■ EXTRACTED INFORMATION:
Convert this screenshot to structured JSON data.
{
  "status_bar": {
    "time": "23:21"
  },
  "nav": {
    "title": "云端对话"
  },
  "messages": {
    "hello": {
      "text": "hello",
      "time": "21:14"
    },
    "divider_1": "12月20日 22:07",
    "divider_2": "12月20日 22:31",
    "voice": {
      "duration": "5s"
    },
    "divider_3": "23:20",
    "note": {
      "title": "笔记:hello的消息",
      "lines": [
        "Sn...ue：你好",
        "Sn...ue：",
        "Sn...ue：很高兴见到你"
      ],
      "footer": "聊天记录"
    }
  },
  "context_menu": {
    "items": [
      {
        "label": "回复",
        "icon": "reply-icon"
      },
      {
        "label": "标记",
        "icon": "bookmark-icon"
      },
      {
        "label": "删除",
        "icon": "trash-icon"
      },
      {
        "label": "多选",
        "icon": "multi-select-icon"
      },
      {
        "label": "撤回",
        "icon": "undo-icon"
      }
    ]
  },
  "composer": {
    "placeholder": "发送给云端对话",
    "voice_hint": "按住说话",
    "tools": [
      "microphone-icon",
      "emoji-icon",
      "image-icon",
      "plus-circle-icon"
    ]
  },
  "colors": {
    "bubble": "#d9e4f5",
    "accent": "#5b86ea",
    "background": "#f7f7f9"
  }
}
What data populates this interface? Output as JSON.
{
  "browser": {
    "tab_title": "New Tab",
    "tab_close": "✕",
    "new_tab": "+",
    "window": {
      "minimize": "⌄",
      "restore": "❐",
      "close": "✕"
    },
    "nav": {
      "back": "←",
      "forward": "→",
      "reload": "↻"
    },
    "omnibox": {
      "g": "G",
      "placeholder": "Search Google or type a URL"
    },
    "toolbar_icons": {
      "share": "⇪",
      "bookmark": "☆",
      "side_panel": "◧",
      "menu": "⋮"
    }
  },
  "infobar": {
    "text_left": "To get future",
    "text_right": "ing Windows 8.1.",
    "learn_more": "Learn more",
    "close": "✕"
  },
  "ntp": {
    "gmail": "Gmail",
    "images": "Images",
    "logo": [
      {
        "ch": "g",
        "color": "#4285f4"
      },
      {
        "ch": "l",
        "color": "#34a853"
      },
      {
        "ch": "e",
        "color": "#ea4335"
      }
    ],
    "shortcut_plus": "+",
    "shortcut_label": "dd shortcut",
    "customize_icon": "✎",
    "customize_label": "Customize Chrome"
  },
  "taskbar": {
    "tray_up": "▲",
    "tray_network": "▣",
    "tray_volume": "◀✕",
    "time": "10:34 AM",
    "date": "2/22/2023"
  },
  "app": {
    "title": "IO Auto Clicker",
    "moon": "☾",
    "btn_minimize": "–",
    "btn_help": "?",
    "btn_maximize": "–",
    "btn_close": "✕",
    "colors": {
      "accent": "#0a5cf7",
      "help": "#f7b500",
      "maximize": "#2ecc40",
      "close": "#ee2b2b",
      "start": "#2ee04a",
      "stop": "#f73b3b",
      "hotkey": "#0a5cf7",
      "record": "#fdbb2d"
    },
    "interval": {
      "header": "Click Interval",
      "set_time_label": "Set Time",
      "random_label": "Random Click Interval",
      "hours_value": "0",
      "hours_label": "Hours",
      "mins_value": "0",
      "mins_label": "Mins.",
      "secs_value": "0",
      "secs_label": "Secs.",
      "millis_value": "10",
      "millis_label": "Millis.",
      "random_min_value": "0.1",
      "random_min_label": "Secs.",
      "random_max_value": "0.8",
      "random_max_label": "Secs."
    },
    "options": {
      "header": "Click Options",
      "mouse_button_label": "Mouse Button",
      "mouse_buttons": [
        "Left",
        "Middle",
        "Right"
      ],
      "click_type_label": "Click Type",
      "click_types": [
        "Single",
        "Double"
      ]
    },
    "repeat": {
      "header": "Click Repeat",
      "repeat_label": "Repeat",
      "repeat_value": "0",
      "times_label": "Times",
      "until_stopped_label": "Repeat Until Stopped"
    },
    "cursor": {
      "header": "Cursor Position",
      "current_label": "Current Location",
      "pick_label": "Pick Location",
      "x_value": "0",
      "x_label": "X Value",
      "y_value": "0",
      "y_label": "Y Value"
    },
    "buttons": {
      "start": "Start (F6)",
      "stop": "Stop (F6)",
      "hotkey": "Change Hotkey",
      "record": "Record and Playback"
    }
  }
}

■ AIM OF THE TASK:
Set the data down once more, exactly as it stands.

■ EXERCISE ANSWER:
Convert this screenshot to structured JSON data.
{
  "status_bar": {
    "time": "23:21"
  },
  "nav": {
    "title": "云端对话"
  },
  "messages": {
    "hello": {
      "text": "hello",
      "time": "21:14"
    },
    "divider_1": "12月20日 22:07",
    "divider_2": "12月20日 22:31",
    "voice": {
      "duration": "5s"
    },
    "divider_3": "23:20",
    "note": {
      "title": "笔记:hello的消息",
      "lines": [
        "Sn...ue：你好",
        "Sn...ue：",
        "Sn...ue：很高兴见到你"
      ],
      "footer": "聊天记录"
    }
  },
  "context_menu": {
    "items": [
      {
        "label": "回复",
        "icon": "reply-icon"
      },
      {
        "label": "标记",
        "icon": "bookmark-icon"
      },
      {
        "label": "删除",
        "icon": "trash-icon"
      },
      {
        "label": "多选",
        "icon": "multi-select-icon"
      },
      {
        "label": "撤回",
        "icon": "undo-icon"
      }
    ]
  },
  "composer": {
    "placeholder": "发送给云端对话",
    "voice_hint": "按住说话",
    "tools": [
      "microphone-icon",
      "emoji-icon",
      "image-icon",
      "plus-circle-icon"
    ]
  },
  "colors": {
    "bubble": "#d9e4f5",
    "accent": "#5b86ea",
    "background": "#f7f7f9"
  }
}
What data populates this interface? Output as JSON.
{
  "browser": {
    "tab_title": "New Tab",
    "tab_close": "✕",
    "new_tab": "+",
    "window": {
      "minimize": "⌄",
      "restore": "❐",
      "close": "✕"
    },
    "nav": {
      "back": "←",
      "forward": "→",
      "reload": "↻"
    },
    "omnibox": {
      "g": "G",
      "placeholder": "Search Google or type a URL"
    },
    "toolbar_icons": {
      "share": "⇪",
      "bookmark": "☆",
      "side_panel": "◧",
      "menu": "⋮"
    }
  },
  "infobar": {
    "text_left": "To get future",
    "text_right": "ing Windows 8.1.",
    "learn_more": "Learn more",
    "close": "✕"
  },
  "ntp": {
    "gmail": "Gmail",
    "images": "Images",
    "logo": [
      {
        "ch": "g",
        "color": "#4285f4"
      },
      {
        "ch": "l",
        "color": "#34a853"
      },
      {
        "ch": "e",
        "color": "#ea4335"
      }
    ],
    "shortcut_plus": "+",
    "shortcut_label": "dd shortcut",
    "customize_icon": "✎",
    "customize_label": "Customize Chrome"
  },
  "taskbar": {
    "tray_up": "▲",
    "tray_network": "▣",
    "tray_volume": "◀✕",
    "time": "10:34 AM",
    "date": "2/22/2023"
  },
  "app": {
    "title": "IO Auto Clicker",
    "moon": "☾",
    "btn_minimize": "–",
    "btn_help": "?",
    "btn_maximize": "–",
    "btn_close": "✕",
    "colors": {
      "accent": "#0a5cf7",
      "help": "#f7b500",
      "maximize": "#2ecc40",
      "close": "#ee2b2b",
      "start": "#2ee04a",
      "stop": "#f73b3b",
      "hotkey": "#0a5cf7",
      "record": "#fdbb2d"
    },
    "interval": {
      "header": "Click Interval",
      "set_time_label": "Set Time",
      "random_label": "Random Click Interval",
      "hours_value": "0",
      "hours_label": "Hours",
      "mins_value": "0",
      "mins_label": "Mins.",
      "secs_value": "0",
      "secs_label": "Secs.",
      "millis_value": "10",
      "millis_label": "Millis.",
      "random_min_value": "0.1",
      "random_min_label": "Secs.",
      "random_max_value": "0.8",
      "random_max_label": "Secs."
    },
    "options": {
      "header": "Click Options",
      "mouse_button_label": "Mouse Button",
      "mouse_buttons": [
        "Left",
        "Middle",
        "Right"
      ],
      "click_type_label": "Click Type",
      "click_types": [
        "Single",
        "Double"
      ]
    },
    "repeat": {
      "header": "Click Repeat",
      "repeat_label": "Repeat",
      "repeat_value": "0",
      "times_label": "Times",
      "until_stopped_label": "Repeat Until Stopped"
    },
    "cursor": {
      "header": "Cursor Position",
      "current_label": "Current Location",
      "pick_label": "Pick Location",
      "x_value": "0",
      "x_label": "X Value",
      "y_value": "0",
      "y_label": "Y Value"
    },
    "buttons": {
      "start": "Start (F6)",
      "stop": "Stop (F6)",
      "hotkey": "Change Hotkey",
      "record": "Record and Playback"
    }
  }
}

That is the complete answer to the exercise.